- Lack of life support. A lot of people forget that Elon has a brother who works full time in a farming company. This may be totally unrelated. But it strikes me that its hard to imagine that the Musk clan just happens to encompass nearly all the technologies that would be involved in successful Mars colonization. Rockets, Solar power, Battery storage, Electric vehicles, Farming…
- It strikes me as very interesting that when I look around at who other than NASA has done the most serious look at Mars infrastructure and I see its the Mars Society and MarsOne. And then I look at the MarsOne take down by MIT at the MarsSociety debate which I think was very unfair and poorly thought out on MITs behalf….anyway I look at the attacks on MarsOne and basically it came down to you need far more mass per colonist because of spare parts and we think you will die from inability to regulate Co2/O2 levels because we don’t fully understand how electrolysis works. You need to be essentially scientifically illiterate to think that carrying your own 450 tons of cargo and a space habitat to mars for 4 people would not be enough mass. Elon has basically over reacted to the MIT argument to make it impossible to dispute him on mass. Also MarsOne and SpaceX have a suspiciously similar timeline…
- Its possible Elon doesn’t have the resources to do the actual colony construction. We can’t expect Elon and Gwynn Shotwell and the VERY hard working engineers and scientists at SpaceX to do everything as though they owe us a fully functioning civilization on Mars for the $0 we have given them or even for the considerable money NASA has given them for rocket development. There are other entities who can develop the pieces that make up a closed food cycle. Deep Space Ecology is working on this, several universities are working on this, it may not even require spaceX.

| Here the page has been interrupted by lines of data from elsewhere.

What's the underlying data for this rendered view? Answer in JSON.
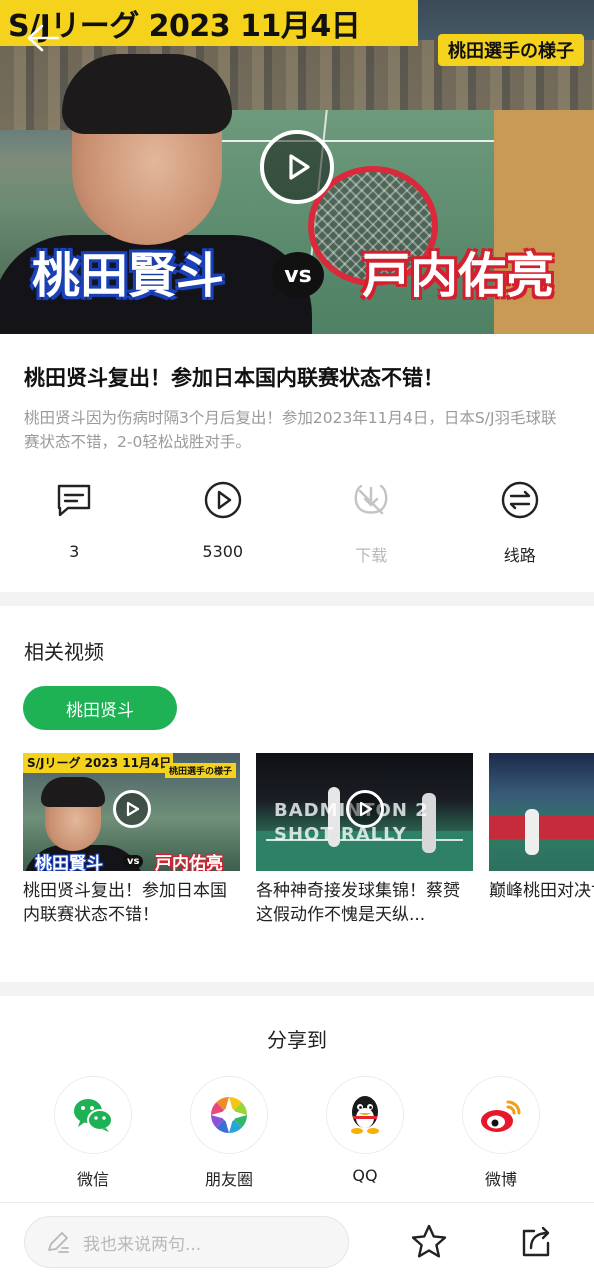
{
  "hero": {
    "banner_title": "S/Jリーグ 2023 11月4日",
    "banner_tag": "桃田選手の様子",
    "player_left": "桃田賢斗",
    "vs": "vs",
    "player_right": "戸内佑亮"
  },
  "video": {
    "title": "桃田贤斗复出！参加日本国内联赛状态不错！",
    "description": "桃田贤斗因为伤病时隔3个月后复出！参加2023年11月4日，日本S/J羽毛球联赛状态不错，2-0轻松战胜对手。"
  },
  "actions": [
    {
      "icon": "comment-icon",
      "label": "3"
    },
    {
      "icon": "play-count-icon",
      "label": "5300"
    },
    {
      "icon": "download-icon",
      "label": "下载"
    },
    {
      "icon": "route-icon",
      "label": "线路"
    }
  ],
  "related": {
    "heading": "相关视频",
    "chip": "桃田贤斗",
    "cards": [
      {
        "title": "桃田贤斗复出！参加日本国内联赛状态不错！",
        "thumb_banner": "S/Jリーグ 2023 11月4日",
        "thumb_tag": "桃田選手の様子",
        "thumb_left": "桃田賢斗",
        "thumb_vs": "vs",
        "thumb_right": "戸内佑亮"
      },
      {
        "title": "各种神奇接发球集锦！蔡赟这假动作不愧是天纵...",
        "thumb_text": "BADMINTON 2 SHOT RALLY"
      },
      {
        "title": "巅峰桃田对决世锦赛决赛"
      }
    ]
  },
  "share": {
    "heading": "分享到",
    "items": [
      {
        "icon": "wechat-icon",
        "label": "微信"
      },
      {
        "icon": "moments-icon",
        "label": "朋友圈"
      },
      {
        "icon": "qq-icon",
        "label": "QQ"
      },
      {
        "icon": "weibo-icon",
        "label": "微博"
      }
    ]
  },
  "bottom": {
    "comment_placeholder": "我也来说两句..."
  },
  "colors": {
    "accent_green": "#1fb255",
    "banner_yellow": "#f5d21c",
    "name_blue": "#1a44c4",
    "name_red": "#d4202e",
    "disabled_gray": "#b9b9b9"
  }
}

- But between you and me, I can’t imagine that Elon and Gwynn trust you and I enough to depend on us living up to the level of engineering excellence that SpaceX is delivering. Someone at SpaceX has got Elon following good PR strategy and spacing out the major announcements for the best possible PR value….So for now we wait for the next set of details.